Qatar Remains Resilient in Spite of Regional Tension
Since the imposition of an air, land, and sea blockade, Qatar continues to be resilient despite hardships. Saudi Arabia initially spearheaded the embargo, and was later joined by the United Arab Emirates, Bahrain, and Egypt, along with several other nations that have downgraded ties since the onset of the diplomatic crisis in June 2017. Qatar certainly felt the effects of the embargo at first, with crippling food shortages and calls for Qatar Airways employees working in the four nations to leave, as the airline’s offices were shut down. Notably, Qatar Airways is entirely owned by the Qatari government, thereby explaining the direct attack on the company. 11% of the entire network maintained by Qatar Airways had been lost, meaning that the airline suffered a loss of more than a dozen important flights.

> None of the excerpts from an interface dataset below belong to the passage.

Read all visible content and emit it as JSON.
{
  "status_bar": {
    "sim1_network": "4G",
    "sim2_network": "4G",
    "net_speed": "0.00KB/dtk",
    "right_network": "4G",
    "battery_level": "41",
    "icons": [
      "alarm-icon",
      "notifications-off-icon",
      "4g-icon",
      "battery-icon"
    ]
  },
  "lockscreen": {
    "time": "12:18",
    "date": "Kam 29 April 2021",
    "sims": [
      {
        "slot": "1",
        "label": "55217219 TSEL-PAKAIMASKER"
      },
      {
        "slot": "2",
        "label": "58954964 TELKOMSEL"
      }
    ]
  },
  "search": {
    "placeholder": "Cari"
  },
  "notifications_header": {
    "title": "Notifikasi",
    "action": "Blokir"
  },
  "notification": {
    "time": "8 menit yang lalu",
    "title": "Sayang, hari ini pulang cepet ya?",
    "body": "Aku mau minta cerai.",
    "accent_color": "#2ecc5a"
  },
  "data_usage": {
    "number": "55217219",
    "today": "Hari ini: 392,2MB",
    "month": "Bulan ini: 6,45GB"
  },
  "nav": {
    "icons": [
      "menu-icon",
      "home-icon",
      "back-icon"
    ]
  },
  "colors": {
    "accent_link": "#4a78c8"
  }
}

Consequently, the airline was forced to lose 20% of its overall revenue. The blockade, naturally, affected flight routes as well, since Qatar Airways flights must avoid the airspace over all four nations, leading to delays and heightened fuel costs.
Even so, Qatar identified solutions that allowed it to temper the damage that the Saudi-led blockade sought to inflict. Particularly, the blockade initially hindered access to 40% of the nation’s food supply, as this segment of the total food imports came from the Saudi border. In response, Qatar Airways increased airfreight capacity to counteract the effects of the food blockade that spawned shortages. With this addition, more food could be brought into the nation. In addition to solving that issue, the airline has been able to maintain the payroll of those newly unemployed individuals, who were jobless as a result of the embargo. Many affected employees appear to have been employed by other airlines as well. Interestingly, oil and gas exports, which account for more than half of the nation’s GDP, have remained relatively stable. Such stability has played a key role in helping Qatar weather the blockade.
The Qatari government has also opened its economy to other regional markets. A Newsweek article written by the Qatari Minister of Finance highlights that an agreement has been made to export liquefied natural gas from Qatar to Bangladesh, over the next 15 years. The article additionally highlights ways in which other nations are seemingly accommodating Qatar, bolstering the nation as it resists the effects of the embargo. Notably, Indian food suppliers have adopted new flight routes that allow for food to be delivered directly to Qatar, circumventing traditional routes that included stops in the United Arab Emirates and Saudi Arabia. Such phenomenon demonstrates how the nation has successfully expanded its economic ties to create more opportunities to counteract losses incurred by the diplomatic crisis. This economic diversification will arguably benefit the nation in the long run, showing how the four nations that implemented the embargo did not properly account for the flexibility in one of the world’s richest countries.